What is needed =>
Note each line in the data holding the string "размерам" and report it.

(Element data from apps and pages)
== Segment start ==
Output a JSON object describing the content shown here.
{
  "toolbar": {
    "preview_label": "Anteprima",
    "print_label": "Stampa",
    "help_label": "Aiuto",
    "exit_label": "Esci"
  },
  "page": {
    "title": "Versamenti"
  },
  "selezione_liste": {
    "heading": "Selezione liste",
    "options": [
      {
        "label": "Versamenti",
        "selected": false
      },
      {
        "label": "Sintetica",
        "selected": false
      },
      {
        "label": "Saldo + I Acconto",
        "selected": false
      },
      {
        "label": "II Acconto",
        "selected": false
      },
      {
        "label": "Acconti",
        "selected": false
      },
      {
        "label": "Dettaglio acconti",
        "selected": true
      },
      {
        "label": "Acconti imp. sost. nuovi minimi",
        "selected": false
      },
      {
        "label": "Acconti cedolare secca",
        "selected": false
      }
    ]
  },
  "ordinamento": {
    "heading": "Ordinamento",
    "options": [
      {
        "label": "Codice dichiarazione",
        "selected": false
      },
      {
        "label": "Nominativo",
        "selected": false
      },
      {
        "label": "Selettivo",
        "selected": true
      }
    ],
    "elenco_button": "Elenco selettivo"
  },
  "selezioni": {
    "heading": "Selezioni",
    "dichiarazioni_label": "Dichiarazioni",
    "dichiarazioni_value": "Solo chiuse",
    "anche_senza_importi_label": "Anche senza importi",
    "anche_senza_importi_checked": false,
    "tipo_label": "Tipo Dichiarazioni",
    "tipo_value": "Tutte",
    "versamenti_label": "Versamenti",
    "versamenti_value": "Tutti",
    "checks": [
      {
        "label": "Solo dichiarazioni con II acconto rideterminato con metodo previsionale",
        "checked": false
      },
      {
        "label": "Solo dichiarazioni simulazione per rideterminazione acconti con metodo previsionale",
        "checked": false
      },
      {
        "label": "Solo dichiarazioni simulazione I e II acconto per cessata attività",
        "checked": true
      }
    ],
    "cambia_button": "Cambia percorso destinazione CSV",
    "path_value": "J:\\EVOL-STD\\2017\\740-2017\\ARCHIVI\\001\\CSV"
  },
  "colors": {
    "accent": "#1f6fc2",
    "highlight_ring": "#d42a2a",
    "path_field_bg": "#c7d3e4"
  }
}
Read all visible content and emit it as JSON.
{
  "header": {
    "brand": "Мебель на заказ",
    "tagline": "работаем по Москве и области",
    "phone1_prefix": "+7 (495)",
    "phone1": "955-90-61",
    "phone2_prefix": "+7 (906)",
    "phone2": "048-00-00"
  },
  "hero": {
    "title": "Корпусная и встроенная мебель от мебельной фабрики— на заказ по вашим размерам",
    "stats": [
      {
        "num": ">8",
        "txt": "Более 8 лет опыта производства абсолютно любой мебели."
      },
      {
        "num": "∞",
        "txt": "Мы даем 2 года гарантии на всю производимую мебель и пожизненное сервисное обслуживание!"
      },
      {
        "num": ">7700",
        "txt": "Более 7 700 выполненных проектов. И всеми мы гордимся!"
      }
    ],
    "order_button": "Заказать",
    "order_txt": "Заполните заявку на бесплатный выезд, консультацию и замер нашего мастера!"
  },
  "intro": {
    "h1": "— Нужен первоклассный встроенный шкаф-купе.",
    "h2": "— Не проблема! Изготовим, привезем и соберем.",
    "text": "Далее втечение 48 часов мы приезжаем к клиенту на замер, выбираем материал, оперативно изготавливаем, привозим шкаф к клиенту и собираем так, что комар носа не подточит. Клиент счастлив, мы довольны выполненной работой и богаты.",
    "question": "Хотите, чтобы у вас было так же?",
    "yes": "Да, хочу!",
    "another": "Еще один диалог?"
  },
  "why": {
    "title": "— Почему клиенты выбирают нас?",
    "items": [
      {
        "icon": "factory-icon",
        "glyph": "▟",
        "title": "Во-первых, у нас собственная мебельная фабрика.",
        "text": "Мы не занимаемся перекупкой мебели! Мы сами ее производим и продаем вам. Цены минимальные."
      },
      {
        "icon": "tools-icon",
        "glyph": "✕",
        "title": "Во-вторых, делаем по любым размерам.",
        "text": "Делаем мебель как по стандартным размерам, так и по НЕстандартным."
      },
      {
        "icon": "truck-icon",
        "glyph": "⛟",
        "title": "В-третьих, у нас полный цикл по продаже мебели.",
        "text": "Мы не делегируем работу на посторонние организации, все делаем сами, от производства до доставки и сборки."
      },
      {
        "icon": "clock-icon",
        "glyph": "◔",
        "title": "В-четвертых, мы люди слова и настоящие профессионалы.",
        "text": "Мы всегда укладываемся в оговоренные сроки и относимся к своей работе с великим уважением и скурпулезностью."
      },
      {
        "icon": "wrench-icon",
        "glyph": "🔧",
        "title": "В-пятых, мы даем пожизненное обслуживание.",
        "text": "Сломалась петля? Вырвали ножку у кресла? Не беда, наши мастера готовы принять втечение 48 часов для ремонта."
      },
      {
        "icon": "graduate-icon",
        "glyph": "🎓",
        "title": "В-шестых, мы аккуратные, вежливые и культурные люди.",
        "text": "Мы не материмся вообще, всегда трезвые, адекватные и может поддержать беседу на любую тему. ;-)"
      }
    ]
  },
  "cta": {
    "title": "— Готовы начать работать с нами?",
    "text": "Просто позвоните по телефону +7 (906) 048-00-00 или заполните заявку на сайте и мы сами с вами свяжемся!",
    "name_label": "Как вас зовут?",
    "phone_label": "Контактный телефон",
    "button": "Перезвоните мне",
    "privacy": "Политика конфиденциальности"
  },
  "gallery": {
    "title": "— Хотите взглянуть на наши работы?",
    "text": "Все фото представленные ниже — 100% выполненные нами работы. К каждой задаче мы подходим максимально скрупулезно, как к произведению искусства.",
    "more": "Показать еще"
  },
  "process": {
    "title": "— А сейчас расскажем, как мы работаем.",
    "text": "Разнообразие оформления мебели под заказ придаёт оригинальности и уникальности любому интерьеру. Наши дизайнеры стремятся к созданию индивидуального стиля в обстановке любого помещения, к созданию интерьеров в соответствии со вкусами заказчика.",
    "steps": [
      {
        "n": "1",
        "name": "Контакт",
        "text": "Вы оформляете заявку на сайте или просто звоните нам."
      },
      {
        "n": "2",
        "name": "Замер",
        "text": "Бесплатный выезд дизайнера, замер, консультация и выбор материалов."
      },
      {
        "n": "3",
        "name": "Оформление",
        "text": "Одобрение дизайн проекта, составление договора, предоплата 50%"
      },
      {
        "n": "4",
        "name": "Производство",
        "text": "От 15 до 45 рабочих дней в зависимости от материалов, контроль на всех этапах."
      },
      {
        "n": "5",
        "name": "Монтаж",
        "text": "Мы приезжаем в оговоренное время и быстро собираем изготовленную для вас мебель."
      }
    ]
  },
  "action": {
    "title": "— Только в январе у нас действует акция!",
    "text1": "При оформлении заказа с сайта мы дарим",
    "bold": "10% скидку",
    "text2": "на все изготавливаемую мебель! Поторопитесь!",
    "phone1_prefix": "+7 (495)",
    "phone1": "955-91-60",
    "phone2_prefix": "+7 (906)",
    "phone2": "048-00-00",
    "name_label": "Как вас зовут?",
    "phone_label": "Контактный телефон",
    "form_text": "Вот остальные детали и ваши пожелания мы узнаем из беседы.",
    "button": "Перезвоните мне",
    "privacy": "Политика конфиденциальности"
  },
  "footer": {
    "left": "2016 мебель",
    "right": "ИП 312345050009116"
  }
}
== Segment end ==
Solution for this task =>
    "title": "Корпусная и встроенная мебель от мебельной фабрики— на заказ по вашим размерам",
        "title": "Во-вторых, делаем по любым размерам.",
        "text": "Делаем мебель как по стандартным размерам, так и по НЕстандартным."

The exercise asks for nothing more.